At the end of Playing Changes is a list: The 129 Essential Albums of the Twenty-First Century (So Far). I organized these by year, and then alphabetically by artist name. I'll be running them down here, in that order. (No one appears more than once as a leader, though there’s ample overlap in personnel.)
Miguel Zenón has made one previous appearance on the 129 Essential Albums list so far — as a sideman on Melaza (2000), a vaulting, declaratory album by tenor saxophonist David Sánchez. That’s a helpful antecedent, because Jíbaro, the album that I selected to represent Zenón, is another persuasive pledge of allegiance to Puerto Rican culture and tradition.
The alto saxophonist surfaces in a chapter of Playing Changes that I titled “The Crossroads,” about new expressions of global interdependence in the music. Noting that in the early 2000s, Zenón had formed a quartet with Venezuelan pianist Luis Perdomo, Austrian bassist Hans Glawischnig and Mexican drummer Antonio Sánchez, I added the following:
Zenón spent a lot of time worshipping his music with these partners, so that by the time he began making albums, it was with a granite surety of purpose. The title of his fine 2002 debut, Looking Forward, articulated a direction, while the title of his even stronger 2004 follow-up, Ceremonial, implied a process and foundation. What changed in between was mostly his confidence as a composer and bandleader, and the endorsement of Branford Marsalis, who made Zenón one of the earliest signings to his Marsalis Music label.

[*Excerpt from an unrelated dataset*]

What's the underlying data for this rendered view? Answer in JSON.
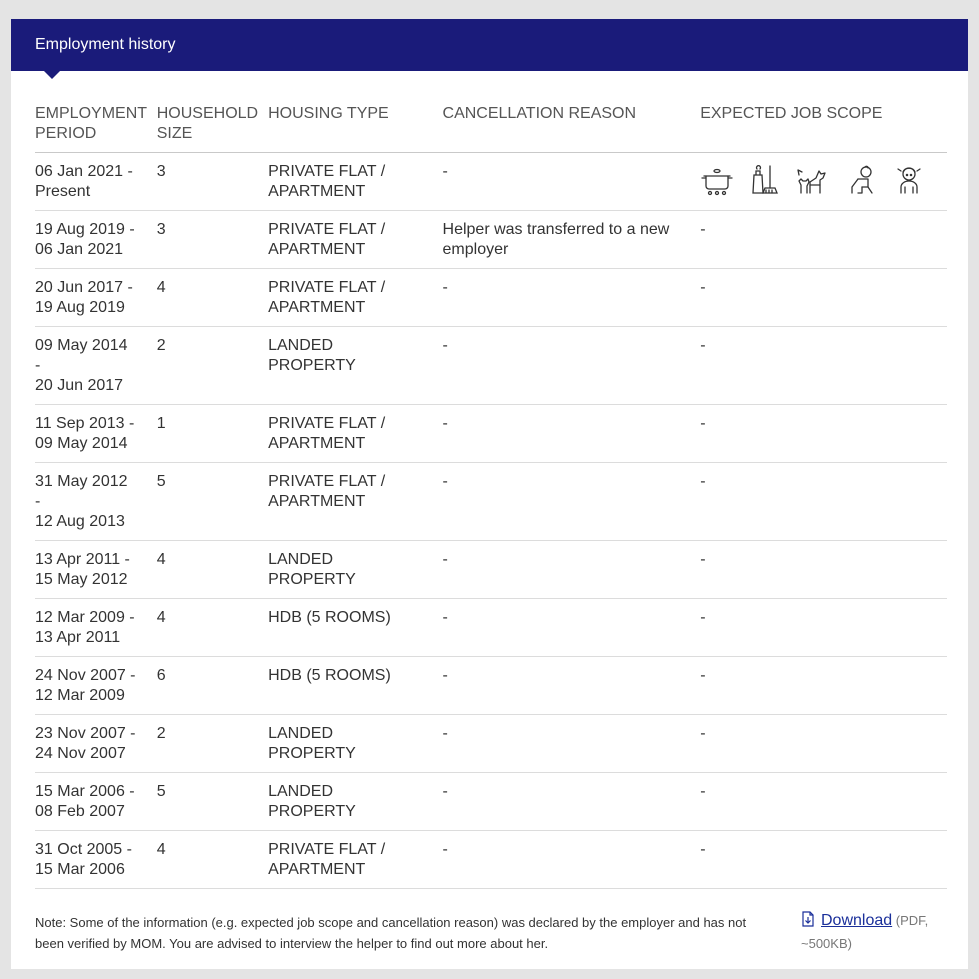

He was still in his 20s when he made Jíbaro, his third album, which builds on the inland folk-troubadour traditions of Puerto Rico.
He composed the album more or less as a suite, without making a fuss about it; nevertheless, this landed as a serious artistic statement. In The New York Times, my former colleague Ben Ratliff selected Jíbaro as one of his Top 10 albums of the year, and hailed its creator as “a Puerto Rican-born jazz saxophonist and composer with an evidently enormous brain.” (It was only a few years later that Zenón became a MacArthur Fellow, receiving the so-called “genius grant.”)
Listen to the opening track of the album, “Seis Cinco,” and almost immediately you can sense the clarity of intention. Whether or not you are remotely familiar with the customs of jíbaro — let alone the technical requirements of the décima, a poetic form descended from medieval Spanish balladry — you can sense the depth of cultural understanding that Zenón brought to the table here.
Zenón has certainly continued his work as a cultural emissary and investigator, through his recording projects and in performance. Early in 2017, I called him up to talk about Típico, another excellent quartet album featuring Perdomo, Glawischnig and drummer Henry Cole.
One of the insights that struck me then — so much so that I included it in Playing Changes — was Zenón’s reflection that he had to leave Puerto Rico in order to form his aesthetic relationship with its culture. “I feel that I became prouder and more in touch with my side of patriotism and nationalism, by exploring Puerto Rican-ness through music,” he said. “From the outside.”